[Items from an interface collection]
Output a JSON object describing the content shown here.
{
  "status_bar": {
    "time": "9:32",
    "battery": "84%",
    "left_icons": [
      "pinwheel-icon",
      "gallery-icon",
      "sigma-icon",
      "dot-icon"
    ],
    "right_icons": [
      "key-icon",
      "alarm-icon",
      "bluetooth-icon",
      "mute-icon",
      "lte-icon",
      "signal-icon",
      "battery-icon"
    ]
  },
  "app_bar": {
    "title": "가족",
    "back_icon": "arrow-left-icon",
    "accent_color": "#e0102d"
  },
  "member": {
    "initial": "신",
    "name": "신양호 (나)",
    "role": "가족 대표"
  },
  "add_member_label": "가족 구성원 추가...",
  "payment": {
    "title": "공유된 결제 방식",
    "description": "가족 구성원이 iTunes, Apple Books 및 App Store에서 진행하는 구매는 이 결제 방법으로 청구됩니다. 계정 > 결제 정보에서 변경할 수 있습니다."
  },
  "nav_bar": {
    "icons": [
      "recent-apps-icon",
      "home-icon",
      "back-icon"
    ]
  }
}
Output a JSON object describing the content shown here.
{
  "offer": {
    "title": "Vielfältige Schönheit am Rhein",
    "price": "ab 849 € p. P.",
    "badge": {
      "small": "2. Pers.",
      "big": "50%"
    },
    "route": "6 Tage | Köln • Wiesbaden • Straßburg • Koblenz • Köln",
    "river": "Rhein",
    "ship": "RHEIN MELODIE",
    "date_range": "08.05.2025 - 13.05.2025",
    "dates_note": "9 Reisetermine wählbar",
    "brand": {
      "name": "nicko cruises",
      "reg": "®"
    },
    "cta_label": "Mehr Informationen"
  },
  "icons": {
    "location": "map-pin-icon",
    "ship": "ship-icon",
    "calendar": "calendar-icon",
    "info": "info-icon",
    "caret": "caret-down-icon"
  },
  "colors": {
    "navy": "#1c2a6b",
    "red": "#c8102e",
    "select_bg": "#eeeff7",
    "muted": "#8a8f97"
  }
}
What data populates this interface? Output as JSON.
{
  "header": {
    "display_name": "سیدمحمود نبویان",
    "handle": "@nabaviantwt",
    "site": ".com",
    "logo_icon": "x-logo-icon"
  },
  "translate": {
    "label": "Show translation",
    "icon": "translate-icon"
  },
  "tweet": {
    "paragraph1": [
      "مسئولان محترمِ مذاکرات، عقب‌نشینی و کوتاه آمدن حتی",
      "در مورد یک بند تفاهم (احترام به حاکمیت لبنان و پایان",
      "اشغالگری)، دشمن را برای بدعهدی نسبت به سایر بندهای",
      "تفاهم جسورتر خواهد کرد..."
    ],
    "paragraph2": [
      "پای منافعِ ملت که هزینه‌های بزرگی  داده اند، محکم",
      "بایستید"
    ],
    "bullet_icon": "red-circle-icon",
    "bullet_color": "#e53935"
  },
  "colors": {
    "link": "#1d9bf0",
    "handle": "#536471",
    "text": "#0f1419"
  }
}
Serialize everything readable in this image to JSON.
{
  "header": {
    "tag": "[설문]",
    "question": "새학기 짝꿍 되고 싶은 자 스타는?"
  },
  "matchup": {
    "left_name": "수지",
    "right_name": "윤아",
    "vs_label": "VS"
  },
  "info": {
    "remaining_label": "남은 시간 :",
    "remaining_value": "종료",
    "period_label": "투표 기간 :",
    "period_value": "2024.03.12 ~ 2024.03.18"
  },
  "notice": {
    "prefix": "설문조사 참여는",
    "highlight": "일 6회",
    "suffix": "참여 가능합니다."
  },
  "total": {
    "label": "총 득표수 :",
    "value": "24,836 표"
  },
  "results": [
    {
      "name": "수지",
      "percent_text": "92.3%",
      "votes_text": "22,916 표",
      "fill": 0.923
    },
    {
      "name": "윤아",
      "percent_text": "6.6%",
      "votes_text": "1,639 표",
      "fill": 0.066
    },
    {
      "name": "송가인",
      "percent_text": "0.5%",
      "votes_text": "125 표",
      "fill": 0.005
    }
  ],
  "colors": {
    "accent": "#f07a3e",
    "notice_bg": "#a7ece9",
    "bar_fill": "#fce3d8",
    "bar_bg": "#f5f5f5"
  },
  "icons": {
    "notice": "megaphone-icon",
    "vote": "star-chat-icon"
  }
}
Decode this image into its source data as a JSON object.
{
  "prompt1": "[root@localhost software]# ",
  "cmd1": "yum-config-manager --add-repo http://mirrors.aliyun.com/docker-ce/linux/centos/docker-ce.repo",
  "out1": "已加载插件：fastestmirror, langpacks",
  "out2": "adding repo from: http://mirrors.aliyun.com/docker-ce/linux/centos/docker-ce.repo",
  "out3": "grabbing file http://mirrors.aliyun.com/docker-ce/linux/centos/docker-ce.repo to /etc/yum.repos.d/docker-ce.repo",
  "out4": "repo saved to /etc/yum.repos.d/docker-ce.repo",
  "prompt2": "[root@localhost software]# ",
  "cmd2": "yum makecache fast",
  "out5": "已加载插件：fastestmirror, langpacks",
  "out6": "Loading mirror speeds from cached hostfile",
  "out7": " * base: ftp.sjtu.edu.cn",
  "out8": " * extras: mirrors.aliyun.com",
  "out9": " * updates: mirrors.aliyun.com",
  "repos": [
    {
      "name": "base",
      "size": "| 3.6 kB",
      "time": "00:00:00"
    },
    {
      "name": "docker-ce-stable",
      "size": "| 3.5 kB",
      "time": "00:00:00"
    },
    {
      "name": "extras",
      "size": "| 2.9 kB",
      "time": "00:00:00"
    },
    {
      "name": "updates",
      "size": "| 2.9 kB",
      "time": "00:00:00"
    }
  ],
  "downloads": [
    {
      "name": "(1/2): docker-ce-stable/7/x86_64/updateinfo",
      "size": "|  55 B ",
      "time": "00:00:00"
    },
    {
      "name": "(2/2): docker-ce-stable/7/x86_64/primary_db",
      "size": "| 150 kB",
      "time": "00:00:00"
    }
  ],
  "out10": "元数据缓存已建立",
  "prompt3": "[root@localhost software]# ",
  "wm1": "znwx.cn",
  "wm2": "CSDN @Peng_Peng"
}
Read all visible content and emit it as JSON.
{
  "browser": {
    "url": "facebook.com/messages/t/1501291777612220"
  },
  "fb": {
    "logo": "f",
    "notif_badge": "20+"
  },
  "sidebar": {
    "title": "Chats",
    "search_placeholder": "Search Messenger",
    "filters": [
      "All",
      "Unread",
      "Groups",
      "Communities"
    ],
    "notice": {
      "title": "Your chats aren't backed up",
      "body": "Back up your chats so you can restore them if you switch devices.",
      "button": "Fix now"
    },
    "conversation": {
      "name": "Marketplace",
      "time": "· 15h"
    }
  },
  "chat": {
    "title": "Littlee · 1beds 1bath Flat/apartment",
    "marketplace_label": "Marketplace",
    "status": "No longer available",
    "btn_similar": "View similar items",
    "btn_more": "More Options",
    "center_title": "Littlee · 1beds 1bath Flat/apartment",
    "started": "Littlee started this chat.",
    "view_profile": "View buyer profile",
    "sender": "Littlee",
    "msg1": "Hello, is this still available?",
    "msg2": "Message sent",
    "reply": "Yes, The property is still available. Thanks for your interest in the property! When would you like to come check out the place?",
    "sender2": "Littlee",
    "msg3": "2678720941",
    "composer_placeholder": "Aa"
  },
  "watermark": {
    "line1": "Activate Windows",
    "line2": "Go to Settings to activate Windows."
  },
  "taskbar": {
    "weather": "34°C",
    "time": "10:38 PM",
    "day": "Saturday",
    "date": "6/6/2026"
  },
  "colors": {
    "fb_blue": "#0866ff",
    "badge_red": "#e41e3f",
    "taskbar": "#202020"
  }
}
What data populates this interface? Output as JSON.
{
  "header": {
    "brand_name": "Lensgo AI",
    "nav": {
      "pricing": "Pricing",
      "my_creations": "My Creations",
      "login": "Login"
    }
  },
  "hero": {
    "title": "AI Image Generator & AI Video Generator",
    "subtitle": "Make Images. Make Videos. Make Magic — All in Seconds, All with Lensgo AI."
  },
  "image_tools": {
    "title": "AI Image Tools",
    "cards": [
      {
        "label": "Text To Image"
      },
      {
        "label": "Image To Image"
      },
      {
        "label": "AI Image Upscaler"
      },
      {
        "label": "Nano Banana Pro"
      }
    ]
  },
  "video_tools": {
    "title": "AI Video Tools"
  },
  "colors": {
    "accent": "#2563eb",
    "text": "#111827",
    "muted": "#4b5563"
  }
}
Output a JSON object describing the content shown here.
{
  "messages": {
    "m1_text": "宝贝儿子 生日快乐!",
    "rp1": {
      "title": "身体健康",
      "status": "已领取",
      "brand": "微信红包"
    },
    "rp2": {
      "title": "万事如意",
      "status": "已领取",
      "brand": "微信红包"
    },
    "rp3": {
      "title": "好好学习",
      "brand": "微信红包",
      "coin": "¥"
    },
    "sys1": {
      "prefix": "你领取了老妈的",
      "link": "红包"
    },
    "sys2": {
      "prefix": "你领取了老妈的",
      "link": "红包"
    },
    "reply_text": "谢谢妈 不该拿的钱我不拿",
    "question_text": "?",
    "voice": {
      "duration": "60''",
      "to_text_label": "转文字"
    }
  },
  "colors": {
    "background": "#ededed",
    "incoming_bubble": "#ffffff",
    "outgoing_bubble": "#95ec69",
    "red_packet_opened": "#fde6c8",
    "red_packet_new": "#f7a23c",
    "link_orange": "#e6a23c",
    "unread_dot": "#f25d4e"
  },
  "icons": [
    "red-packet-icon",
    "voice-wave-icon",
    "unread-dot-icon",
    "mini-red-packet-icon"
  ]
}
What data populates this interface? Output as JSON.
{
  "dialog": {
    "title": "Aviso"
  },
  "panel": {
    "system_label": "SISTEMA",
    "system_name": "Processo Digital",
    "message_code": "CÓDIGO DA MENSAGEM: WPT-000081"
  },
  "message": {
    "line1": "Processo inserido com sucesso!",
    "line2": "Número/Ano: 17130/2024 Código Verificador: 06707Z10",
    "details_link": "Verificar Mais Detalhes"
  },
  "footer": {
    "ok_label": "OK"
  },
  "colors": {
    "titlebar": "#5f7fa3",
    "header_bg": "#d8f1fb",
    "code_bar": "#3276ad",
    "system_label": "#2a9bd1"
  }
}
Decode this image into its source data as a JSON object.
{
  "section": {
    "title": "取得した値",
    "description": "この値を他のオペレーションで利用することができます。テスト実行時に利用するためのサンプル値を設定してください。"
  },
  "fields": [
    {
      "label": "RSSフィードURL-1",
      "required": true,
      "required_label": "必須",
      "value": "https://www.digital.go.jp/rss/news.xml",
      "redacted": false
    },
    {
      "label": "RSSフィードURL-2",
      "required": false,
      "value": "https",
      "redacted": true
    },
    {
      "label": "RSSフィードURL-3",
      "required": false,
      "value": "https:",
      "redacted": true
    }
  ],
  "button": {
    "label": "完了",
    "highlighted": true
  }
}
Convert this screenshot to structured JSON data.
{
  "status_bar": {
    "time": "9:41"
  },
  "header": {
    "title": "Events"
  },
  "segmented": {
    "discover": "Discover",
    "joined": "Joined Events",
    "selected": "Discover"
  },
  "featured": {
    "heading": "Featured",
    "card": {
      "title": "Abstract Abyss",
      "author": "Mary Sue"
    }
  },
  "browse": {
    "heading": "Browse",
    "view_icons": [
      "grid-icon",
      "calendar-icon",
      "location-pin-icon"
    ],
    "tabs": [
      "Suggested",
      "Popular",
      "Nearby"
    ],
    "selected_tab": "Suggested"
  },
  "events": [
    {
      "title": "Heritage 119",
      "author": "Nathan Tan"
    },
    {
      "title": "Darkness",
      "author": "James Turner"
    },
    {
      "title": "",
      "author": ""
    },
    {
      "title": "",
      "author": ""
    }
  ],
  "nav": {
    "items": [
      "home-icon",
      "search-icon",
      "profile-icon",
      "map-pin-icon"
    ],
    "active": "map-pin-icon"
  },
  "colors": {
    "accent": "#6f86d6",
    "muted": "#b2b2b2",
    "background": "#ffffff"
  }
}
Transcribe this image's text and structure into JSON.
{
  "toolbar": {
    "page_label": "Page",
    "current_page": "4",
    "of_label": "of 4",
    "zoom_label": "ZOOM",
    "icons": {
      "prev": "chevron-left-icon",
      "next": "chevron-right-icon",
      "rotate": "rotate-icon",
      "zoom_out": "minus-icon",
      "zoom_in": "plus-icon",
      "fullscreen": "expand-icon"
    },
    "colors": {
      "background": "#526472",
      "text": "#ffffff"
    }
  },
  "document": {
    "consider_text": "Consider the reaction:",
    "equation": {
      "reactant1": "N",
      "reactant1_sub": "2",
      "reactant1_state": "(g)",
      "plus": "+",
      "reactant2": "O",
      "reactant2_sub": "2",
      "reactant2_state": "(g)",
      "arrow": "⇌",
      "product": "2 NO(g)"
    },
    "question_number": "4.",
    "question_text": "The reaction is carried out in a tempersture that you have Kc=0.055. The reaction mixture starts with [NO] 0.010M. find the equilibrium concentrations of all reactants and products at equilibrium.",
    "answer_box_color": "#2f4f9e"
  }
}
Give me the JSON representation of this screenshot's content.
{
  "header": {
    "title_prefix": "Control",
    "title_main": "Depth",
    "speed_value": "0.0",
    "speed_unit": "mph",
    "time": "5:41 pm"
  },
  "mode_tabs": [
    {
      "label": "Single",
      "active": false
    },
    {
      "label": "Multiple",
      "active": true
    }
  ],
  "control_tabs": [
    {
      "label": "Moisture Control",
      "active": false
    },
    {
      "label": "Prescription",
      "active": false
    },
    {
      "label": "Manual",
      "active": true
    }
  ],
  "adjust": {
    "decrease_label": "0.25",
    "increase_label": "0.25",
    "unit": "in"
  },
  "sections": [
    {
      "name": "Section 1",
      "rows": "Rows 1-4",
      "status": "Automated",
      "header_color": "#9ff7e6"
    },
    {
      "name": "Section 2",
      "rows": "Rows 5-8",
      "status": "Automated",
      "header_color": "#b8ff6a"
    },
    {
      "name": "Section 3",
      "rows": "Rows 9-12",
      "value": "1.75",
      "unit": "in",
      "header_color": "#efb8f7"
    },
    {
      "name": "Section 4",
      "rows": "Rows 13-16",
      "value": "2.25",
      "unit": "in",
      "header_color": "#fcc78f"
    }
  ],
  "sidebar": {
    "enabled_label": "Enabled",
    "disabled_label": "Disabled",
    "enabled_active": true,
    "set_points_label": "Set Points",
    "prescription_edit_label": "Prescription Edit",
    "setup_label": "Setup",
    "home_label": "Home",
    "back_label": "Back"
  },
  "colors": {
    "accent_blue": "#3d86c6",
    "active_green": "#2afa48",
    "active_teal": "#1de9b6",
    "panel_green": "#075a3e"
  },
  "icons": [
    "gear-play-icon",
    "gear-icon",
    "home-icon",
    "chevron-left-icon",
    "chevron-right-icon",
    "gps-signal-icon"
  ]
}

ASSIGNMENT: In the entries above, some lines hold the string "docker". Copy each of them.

EXERCISE OUTPUT:
  "cmd1": "yum-config-manager --add-repo http://mirrors.aliyun.com/docker-ce/linux/centos/docker-ce.repo",
  "out2": "adding repo from: http://mirrors.aliyun.com/docker-ce/linux/centos/docker-ce.repo",
  "out3": "grabbing file http://mirrors.aliyun.com/docker-ce/linux/centos/docker-ce.repo to /etc/yum.repos.d/docker-ce.repo",
  "out4": "repo saved to /etc/yum.repos.d/docker-ce.repo",
      "name": "docker-ce-stable",
      "name": "(1/2): docker-ce-stable/7/x86_64/updateinfo",
      "name": "(2/2): docker-ce-stable/7/x86_64/primary_db",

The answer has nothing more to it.